==== DATA FOR ANALYSIS ====

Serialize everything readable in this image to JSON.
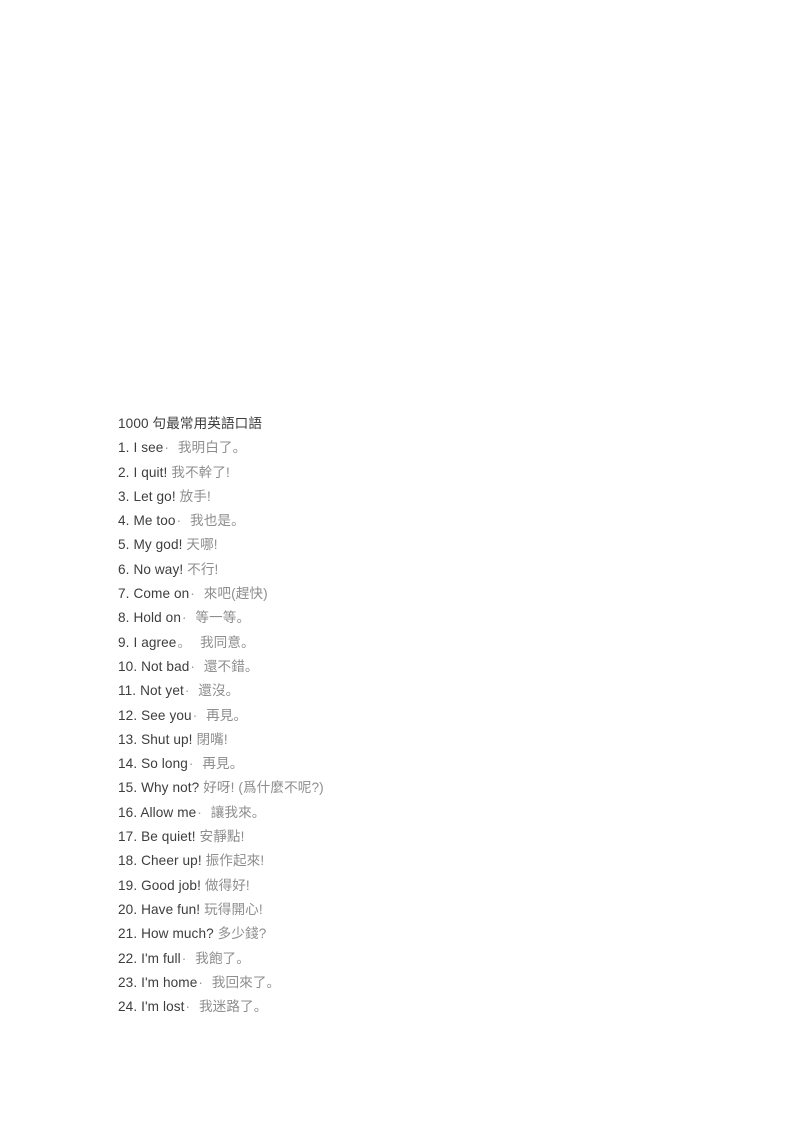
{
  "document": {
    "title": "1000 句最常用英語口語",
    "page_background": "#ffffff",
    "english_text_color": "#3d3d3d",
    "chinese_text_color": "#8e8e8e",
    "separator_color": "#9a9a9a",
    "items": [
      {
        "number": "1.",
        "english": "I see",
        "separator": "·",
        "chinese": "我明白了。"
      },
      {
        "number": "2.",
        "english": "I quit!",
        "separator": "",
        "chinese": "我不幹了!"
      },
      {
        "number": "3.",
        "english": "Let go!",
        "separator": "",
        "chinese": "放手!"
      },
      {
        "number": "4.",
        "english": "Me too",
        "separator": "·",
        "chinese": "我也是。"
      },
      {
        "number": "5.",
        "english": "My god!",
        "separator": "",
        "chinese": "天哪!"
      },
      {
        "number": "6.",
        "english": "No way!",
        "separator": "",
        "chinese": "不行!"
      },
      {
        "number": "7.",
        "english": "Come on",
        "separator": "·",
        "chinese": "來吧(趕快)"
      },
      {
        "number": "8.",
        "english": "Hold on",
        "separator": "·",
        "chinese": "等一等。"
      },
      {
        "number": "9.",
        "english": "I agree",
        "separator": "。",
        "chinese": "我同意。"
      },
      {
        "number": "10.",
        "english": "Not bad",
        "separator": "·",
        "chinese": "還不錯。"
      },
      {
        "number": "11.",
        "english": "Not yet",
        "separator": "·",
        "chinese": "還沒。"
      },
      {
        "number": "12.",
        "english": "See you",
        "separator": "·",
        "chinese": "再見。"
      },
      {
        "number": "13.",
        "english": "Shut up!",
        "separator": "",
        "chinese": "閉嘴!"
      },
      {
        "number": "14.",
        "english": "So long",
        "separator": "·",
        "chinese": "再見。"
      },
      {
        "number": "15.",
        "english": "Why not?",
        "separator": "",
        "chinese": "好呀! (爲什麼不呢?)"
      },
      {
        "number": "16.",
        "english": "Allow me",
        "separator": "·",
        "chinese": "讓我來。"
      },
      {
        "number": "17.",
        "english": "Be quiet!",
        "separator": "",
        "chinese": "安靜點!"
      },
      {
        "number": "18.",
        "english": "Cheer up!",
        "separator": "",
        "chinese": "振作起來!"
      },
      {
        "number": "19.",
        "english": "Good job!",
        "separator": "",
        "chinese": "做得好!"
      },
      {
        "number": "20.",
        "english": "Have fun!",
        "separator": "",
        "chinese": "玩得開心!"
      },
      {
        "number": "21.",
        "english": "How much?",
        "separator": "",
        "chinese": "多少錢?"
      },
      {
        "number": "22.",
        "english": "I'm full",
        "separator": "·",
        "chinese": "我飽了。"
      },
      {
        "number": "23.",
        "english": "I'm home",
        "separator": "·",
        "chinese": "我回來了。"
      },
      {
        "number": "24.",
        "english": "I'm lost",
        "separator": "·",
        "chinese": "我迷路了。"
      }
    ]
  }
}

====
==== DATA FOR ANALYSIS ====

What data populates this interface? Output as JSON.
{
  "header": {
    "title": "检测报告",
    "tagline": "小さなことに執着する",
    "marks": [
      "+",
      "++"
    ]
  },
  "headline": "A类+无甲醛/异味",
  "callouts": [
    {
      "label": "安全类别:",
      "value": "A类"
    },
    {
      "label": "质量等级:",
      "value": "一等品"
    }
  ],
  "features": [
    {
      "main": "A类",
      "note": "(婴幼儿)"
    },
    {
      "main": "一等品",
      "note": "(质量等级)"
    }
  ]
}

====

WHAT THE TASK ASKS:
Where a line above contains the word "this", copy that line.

EXERCISE RESULT:
Serialize everything readable in this image to JSON.
What data populates this interface? Output as JSON.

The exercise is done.